A visit to Los Comondu is a unique experience in a green valley that winds through the desert of the central area of Baja California Sur. At the valley bottom is a stream that runs more than 10 miles watering fruit orchards and stretches of local flora. The oasis presents a beautiful contrast to the gorge that can be seen by the traveler.
In addition to the landscape, travelers visiting Los Comondu are immersed in a population that will make them feel as if they have gone back in time to Antigua California. The area was virtually unconquerable until the missionaries arrived to colonize the peninsula with a message of peace. Around the missions were a distinct type of people, isolated, discreet and humble. They were also people whose existence was based on hard work and a disciplined and austere life. It was they who forged the foundations of the Sudcalifornian society.
In these towns, the houses, streets and customs have undergone few changes in the 150 years since Comondu, today San Miguel de Comondu, was the head of the enormous Municipality that bears that name. That is why it is inevitable to feel a kind of time travel towards a past of tranquility and harmony with the special nature of the valley, and to enjoy the silence of the nights and a vaulted night sky full of stars hardly visible in other inhabited places.
Another extraordinary aspect of these towns is that almost all of the residents are descendants of families that have inhabited the Californian peninsula for five or more generations. According to Harry W. Crosby, author of the book “The Last Californios,” they are Californians that keep the customs of times gone by almost intact. The families are very difficult to find, except in old ranches and in small isolated villages.
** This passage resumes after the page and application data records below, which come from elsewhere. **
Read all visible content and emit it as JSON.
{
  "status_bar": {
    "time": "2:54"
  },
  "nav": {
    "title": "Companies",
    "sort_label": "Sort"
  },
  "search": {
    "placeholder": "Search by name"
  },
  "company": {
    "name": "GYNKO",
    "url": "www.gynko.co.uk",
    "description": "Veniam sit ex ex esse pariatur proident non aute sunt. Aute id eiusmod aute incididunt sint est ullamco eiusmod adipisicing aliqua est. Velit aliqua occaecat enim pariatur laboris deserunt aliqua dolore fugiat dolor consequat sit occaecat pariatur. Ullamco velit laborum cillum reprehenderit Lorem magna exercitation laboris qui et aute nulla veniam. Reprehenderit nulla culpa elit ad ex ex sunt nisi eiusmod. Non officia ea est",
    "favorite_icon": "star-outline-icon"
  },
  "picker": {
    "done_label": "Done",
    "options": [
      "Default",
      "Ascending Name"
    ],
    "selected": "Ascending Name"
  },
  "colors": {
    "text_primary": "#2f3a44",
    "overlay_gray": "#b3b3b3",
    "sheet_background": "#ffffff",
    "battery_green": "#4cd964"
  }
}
They practice the customs of noble people and bear little resemblance to the ways and customs of cities, which means they have a different rhythm of life, food, and ways of talking and even saying hello.
Practically all the food consumed in these villages has artisanal merit. The dishes are made with high quality, organic ingredients. However, they are not certified as such because no one intends them for commercial purposes.
To get to Comondu from La Paz, it is necessary to travel north on federal highway number 1, “the transpeninsular.” Go through Ciudad Constitucion, in the heart of the Santo Domingo Valley, and continue ahead through Ciudad Insurgentes. Continue straight for approximately 37 miles. You will pass through another town called Ignacio Zaragoza and then arrive at a settlement called Ejido Francisco Villa. Turn right and head towards the Sierra de la Giganta that are already visible.
Twenty minutes later you will enter the Glen of the Comondu, where you will find a crystal-clear stream that comes running from three springs of water that are less than 10 miles away. Keep going and you will enter San Miguel de Comondu. A couple miles further is San José de Comondu.
Signs are distributed all the way, so each village is easy to find.
Travelers to this destination can stay in the hotel “Hacienda de Don Mario,” which has been in operation for six or seven years. Comfortable, modern and picturesque, the hotel is personally attended by the owner, teacher Jackeline Verdugo, a comundeña, of course, who knows, as few do, the attractions of the region. Jackeline is responsible for making sure all guests enjoy their stay. Other people working in the hotel are attentive and will make you feel at home. They are also the best guides.